Author: Kim H, Park HJ, Han SM, Hahm DH, Lee HJ, Kim KS, Shim I.
Division of Brain Disease, Center for Biomedical Science, National Institute of Health, Seoul, Korea.
Conference/Journal: Neurosci Lett.
Date published: 2009 May 6
Other: Word Count: 216

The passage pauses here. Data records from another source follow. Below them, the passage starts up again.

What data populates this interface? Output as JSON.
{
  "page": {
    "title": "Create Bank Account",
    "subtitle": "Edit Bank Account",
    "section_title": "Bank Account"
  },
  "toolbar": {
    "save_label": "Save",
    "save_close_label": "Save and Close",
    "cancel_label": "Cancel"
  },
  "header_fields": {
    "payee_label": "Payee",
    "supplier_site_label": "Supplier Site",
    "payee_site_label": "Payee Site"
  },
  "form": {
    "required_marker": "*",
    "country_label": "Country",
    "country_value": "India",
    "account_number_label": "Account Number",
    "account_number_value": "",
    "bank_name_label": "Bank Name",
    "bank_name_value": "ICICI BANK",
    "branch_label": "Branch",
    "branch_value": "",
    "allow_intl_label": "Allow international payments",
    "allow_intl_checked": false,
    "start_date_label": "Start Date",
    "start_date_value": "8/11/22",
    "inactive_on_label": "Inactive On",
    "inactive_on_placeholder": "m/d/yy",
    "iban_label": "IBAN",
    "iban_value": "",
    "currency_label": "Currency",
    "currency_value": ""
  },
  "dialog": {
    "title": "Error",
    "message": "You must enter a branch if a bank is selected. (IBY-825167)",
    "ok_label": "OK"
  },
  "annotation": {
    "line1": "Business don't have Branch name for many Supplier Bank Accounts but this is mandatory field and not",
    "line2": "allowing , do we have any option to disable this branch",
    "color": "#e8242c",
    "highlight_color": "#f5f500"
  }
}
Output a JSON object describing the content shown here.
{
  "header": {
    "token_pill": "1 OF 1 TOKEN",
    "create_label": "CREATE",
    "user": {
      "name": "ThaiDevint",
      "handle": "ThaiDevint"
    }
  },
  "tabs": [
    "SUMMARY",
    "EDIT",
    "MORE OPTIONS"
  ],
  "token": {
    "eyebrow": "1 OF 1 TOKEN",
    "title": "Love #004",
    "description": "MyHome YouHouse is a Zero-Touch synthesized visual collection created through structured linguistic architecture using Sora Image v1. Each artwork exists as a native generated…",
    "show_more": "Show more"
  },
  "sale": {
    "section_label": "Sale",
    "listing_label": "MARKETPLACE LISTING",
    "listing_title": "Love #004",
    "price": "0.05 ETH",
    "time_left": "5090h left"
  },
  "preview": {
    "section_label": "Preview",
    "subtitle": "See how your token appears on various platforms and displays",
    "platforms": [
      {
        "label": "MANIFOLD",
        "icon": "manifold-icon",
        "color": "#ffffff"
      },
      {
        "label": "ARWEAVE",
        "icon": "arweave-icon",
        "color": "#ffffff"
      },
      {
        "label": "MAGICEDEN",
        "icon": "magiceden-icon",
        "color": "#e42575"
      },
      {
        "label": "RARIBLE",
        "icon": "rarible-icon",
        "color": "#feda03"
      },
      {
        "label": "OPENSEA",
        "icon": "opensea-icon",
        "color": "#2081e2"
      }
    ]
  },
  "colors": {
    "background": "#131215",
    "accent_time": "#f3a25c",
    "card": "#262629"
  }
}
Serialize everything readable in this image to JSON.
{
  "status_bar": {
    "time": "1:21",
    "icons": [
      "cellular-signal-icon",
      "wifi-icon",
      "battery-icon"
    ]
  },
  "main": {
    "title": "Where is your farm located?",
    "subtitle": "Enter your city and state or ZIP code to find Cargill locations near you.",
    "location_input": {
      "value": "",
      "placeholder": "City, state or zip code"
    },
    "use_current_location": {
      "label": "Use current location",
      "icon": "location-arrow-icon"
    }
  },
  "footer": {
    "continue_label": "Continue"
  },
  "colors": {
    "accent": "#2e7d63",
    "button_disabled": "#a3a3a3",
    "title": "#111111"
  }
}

In the present study, the effects of acupuncture on the behavioral and physiological responses induced by chronic mild stress (CMS) were evaluated. Sprague-Dawley rats were exposed to a variety of chronic unpredictable, mild stressors for 8 weeks. The effects of acupuncture on stress-induced anxiety and anhedonia were investigated using the elevated plus maze (EPM) and sucrose intake test. In addition, c-fos expression, as an early neuronal marker in the brain was also examined utilizing Fos-like immunohistochemistry (FLI). CMS rats significantly reduced the consumption of sucrose intake and latency in the open arms of the EPM, and gained body weight more slowly, compared to non-stressed normal rats. Exposure to CMS also significantly increased FLI in the paraventricular nucleus of the hypothalamus (PVN). Acupuncture stimulation at point PC6 on the pericardium channels (3min), but not at other point (TE5), restored stress-induced decrease in the latency in the open arms and significantly attenuated FLI in the PVN produced by CMS. Acupuncture stimulation also tended to restore stress-induced decrease in the sucrose intake. The present results demonstrated that acupuncture was effective in restoring CMS-related biochemical and behavioral impairments such as anxiety and anhedonia and that acupuncture point was more effective than nonacupuncture point. These results suggest that acupuncture has a therapeutic effect on chronic stress-related diseases such as depression and anxiety.